TELECOM Digest OnLine - Sorted: Nakasaki Commemorates Sixtieth Anniversary of Atomic Bomb Attack

Nakasaki Commemorates Sixtieth Anniversary of Atomic Bomb Attack> ((
Tue, 9 Aug 2005 09:22:44 -0500

By ERIC TALMADGE, Associated Press

The second and last city ever attacked by an atomic bomb marked the
60th anniversary of its devastation Tuesday with a Catholic Mass, a
moment of silence and an impassioned plea for a global ban on nuclear

About 6,000 people, including hundreds of aging bomb survivors,
crowded into Nagasaki's Peace Memorial Park, just a few hundred yards
from the center of the blast, for a solemn remembrance and moment of

Nagasaki Mayor Iccho Itoh then had some angry words for the leaders of
the nuclear powers, and especially the United States.

"We understand your anger and anxiety over the memories of the horror
of the 9/11 terrorist attacks," he said. "Yet, is your security
enhanced by your government's policies of maintaining 10,000 nuclear
weapons, of carrying out repeated sub-critical nuclear tests, and of
pursuing the development of new 'mini' nuclear weapons?"

Itoh also urged Japan to get out from under the U.S. "nuclear
umbrella." About 50,000 U.S. troops are deployed throughout Japan
under a post-World War II mutual security pact.

Soon after, Prime Minister Junichiro Koizumi, a staunch supporter of
the U.S. presence, placed a wreath before the monument to the dead.
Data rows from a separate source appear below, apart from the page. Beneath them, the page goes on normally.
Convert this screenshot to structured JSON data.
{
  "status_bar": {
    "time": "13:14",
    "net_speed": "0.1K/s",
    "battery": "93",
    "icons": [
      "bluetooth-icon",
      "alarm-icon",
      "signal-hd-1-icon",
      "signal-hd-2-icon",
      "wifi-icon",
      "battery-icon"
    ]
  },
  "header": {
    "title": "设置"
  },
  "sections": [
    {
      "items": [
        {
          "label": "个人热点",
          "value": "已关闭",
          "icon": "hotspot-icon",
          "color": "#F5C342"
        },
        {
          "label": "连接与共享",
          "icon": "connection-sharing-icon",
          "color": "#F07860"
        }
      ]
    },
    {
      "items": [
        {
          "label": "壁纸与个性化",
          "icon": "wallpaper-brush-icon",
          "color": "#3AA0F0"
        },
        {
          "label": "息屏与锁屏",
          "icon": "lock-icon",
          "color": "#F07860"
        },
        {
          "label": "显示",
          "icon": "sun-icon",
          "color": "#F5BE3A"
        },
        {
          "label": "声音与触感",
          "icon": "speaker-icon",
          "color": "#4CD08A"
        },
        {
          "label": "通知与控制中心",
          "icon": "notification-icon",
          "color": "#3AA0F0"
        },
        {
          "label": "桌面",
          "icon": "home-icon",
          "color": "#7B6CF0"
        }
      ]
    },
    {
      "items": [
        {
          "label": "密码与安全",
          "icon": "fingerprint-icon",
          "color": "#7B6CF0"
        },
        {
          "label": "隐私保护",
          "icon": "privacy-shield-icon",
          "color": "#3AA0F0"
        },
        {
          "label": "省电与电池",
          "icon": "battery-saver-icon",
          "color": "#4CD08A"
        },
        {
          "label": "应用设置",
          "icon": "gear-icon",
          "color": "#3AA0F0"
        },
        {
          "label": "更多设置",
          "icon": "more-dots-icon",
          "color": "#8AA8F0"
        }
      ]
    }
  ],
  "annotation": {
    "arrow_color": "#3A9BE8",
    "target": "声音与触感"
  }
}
He
vowed to advocate a nuclear ban but kept his comments brief.

"This is an occasion to remember the victims and pray for world
peace," he said.

Nagasaki's remembrances began just after sunrise yesterday (Japanese
time) with a special Mass at Urakami Cathedral. Hundreds of
worshippers crowded into the church, which at the time of the bombing
was the largest in Asia with 12,000 parishioners -- 8,500 of whom are
believed to have been killed.

Tuesday's memorial follows a much bigger one last week in Hiroshima,
where some 55,000 people swarmed into the city's peace park.

Three days after the Enola Gay dropped the "Little Boy" bomb on
Hiroshima, killing at least 140,000 in the world's first atomic bomb
attack, Bock's Car took off to deliver the second A-bomb -- nicknamed
"Fat Man" -- to the city of Kokura.

Kokura was hidden under a thick cover of smoke. The plane circled
three times, then changed course for Nagasaki, where it also
encountered thick clouds.

With dwindling fuel, the pilot nearly turned around but then found a
break in the clouds.

Estimates of the death toll range from 60,000 to 80,000. Nagasaki
officials on Tuesday used 74,000 as the death figure.

Japan surrendered on Aug. 15, 1945, ending World War II.

"Together with some 260,000 A-bomb survivors ... I swear in the
presence of the souls of the victims of the atomic bombing to continue
to tirelessly demand that Nagasaki be the last A-bomb site," said
Fumie Sakamoto, who represented survivors at Tuesday's memorial.

Sakamoto, 74, was a junior high school student when Nagasaki was
bombed. The blast destroyed her home and threw her 10 yards into the
air. She landed in her garden.

"As far as I could see, everything had been reduced to rubble," she

Other than the many small monuments around town, few signs of the
devastation remain.

A scenic port city with a population of about 420,000, Nagasaki today
is a popular tourist destination known for its Chinatown, one of the
largest in Japan, and its European flair.

Nagasaki has a long history of trade with the Dutch, and for about 200
years, until Japan opened its doors to the outside world in 1859, it
was the only Japanese city open to foreign trade.

Copyright 2005 The Associated Press.

NOTE: For more telecom/internet/networking/computer news from the
daily media, check out our feature 'Telecom Digest Extra' each day at . Hundreds of new
articles daily.

For Associated Press News Radio 24/7 go to URL:

Post Followup Article Use your browser's quoting feature to quote article into reply
Go to Next message: "Don't Forget Peter Jennings'... Flaw"
Go to Previous message: "Re: Hiroshima Marks 60th Anniversary of Atomic Bomb Attack"
TELECOM Digest: Home Page